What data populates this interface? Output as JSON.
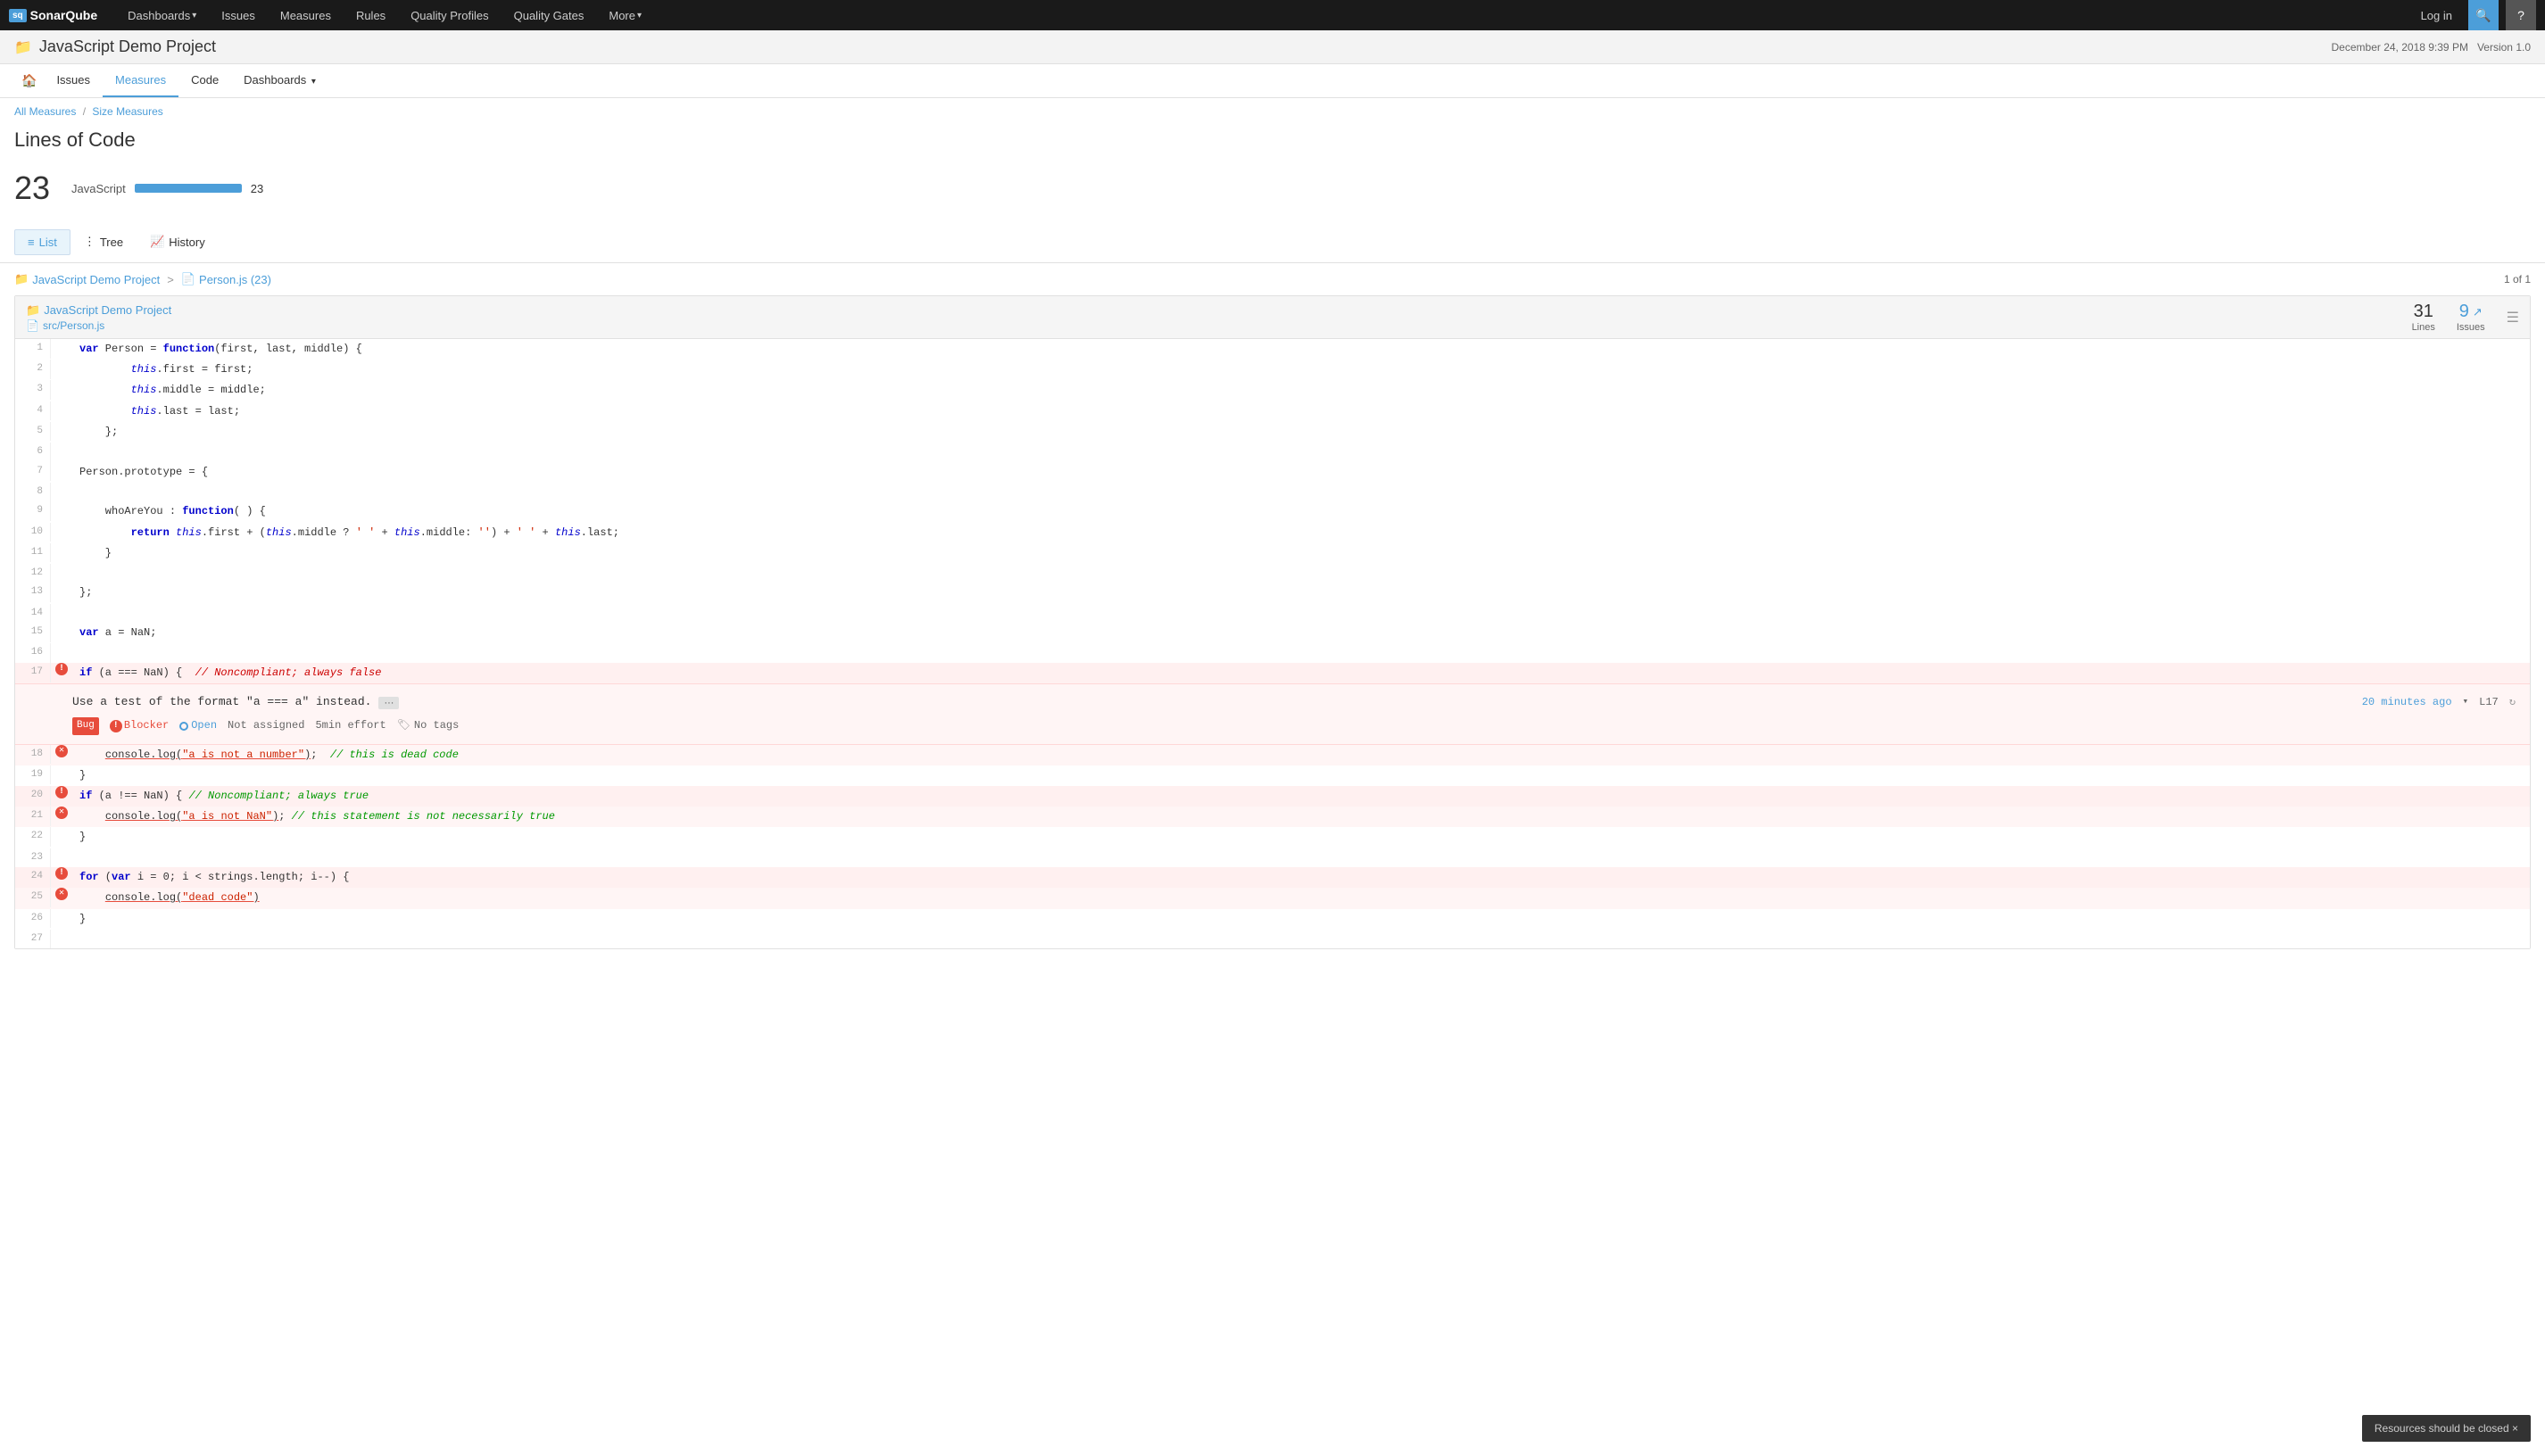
{
  "topNav": {
    "logo": "SonarQube",
    "items": [
      "Dashboards",
      "Issues",
      "Measures",
      "Rules",
      "Quality Profiles",
      "Quality Gates",
      "More"
    ],
    "login": "Log in",
    "searchLabel": "🔍",
    "helpLabel": "?"
  },
  "projectHeader": {
    "icon": "📁",
    "title": "JavaScript Demo Project",
    "date": "December 24, 2018 9:39 PM",
    "version": "Version 1.0"
  },
  "subNav": {
    "home": "🏠",
    "items": [
      "Issues",
      "Measures",
      "Code",
      "Dashboards"
    ]
  },
  "breadcrumb": {
    "allMeasures": "All Measures",
    "separator": "/",
    "sizeMeasures": "Size Measures"
  },
  "pageTitle": "Lines of Code",
  "metrics": {
    "total": "23",
    "breakdown": [
      {
        "label": "JavaScript",
        "value": 23,
        "barWidth": 100
      }
    ]
  },
  "viewTabs": [
    {
      "id": "list",
      "icon": "≡",
      "label": "List",
      "active": true
    },
    {
      "id": "tree",
      "icon": "⋮",
      "label": "Tree",
      "active": false
    },
    {
      "id": "history",
      "icon": "📈",
      "label": "History",
      "active": false
    }
  ],
  "fileNav": {
    "project": "JavaScript Demo Project",
    "file": "Person.js (23)",
    "count": "1 of 1"
  },
  "codeFile": {
    "projectName": "JavaScript Demo Project",
    "fileName": "src/Person.js",
    "lines": 31,
    "linesLabel": "Lines",
    "issues": 9,
    "issuesLabel": "Issues"
  },
  "toast": {
    "text": "Resources should be closed ×"
  },
  "issue1": {
    "message": "Use a test of the format \"a === a\" instead.",
    "time": "20 minutes ago",
    "location": "L17",
    "type": "Bug",
    "severity": "Blocker",
    "status": "Open",
    "assigned": "Not assigned",
    "effort": "5min effort",
    "tags": "No tags"
  }
}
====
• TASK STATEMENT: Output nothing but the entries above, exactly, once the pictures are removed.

• RESPONSE TO THE TASK:
What data populates this interface? Output as JSON.
{
  "topNav": {
    "logo": "SonarQube",
    "items": [
      "Dashboards",
      "Issues",
      "Measures",
      "Rules",
      "Quality Profiles",
      "Quality Gates",
      "More"
    ],
    "login": "Log in",
    "searchLabel": "🔍",
    "helpLabel": "?"
  },
  "projectHeader": {
    "icon": "📁",
    "title": "JavaScript Demo Project",
    "date": "December 24, 2018 9:39 PM",
    "version": "Version 1.0"
  },
  "subNav": {
    "home": "🏠",
    "items": [
      "Issues",
      "Measures",
      "Code",
      "Dashboards"
    ]
  },
  "breadcrumb": {
    "allMeasures": "All Measures",
    "separator": "/",
    "sizeMeasures": "Size Measures"
  },
  "pageTitle": "Lines of Code",
  "metrics": {
    "total": "23",
    "breakdown": [
      {
        "label": "JavaScript",
        "value": 23,
        "barWidth": 100
      }
    ]
  },
  "viewTabs": [
    {
      "id": "list",
      "icon": "≡",
      "label": "List",
      "active": true
    },
    {
      "id": "tree",
      "icon": "⋮",
      "label": "Tree",
      "active": false
    },
    {
      "id": "history",
      "icon": "📈",
      "label": "History",
      "active": false
    }
  ],
  "fileNav": {
    "project": "JavaScript Demo Project",
    "file": "Person.js (23)",
    "count": "1 of 1"
  },
  "codeFile": {
    "projectName": "JavaScript Demo Project",
    "fileName": "src/Person.js",
    "lines": 31,
    "linesLabel": "Lines",
    "issues": 9,
    "issuesLabel": "Issues"
  },
  "toast": {
    "text": "Resources should be closed ×"
  },
  "issue1": {
    "message": "Use a test of the format \"a === a\" instead.",
    "time": "20 minutes ago",
    "location": "L17",
    "type": "Bug",
    "severity": "Blocker",
    "status": "Open",
    "assigned": "Not assigned",
    "effort": "5min effort",
    "tags": "No tags"
  }
}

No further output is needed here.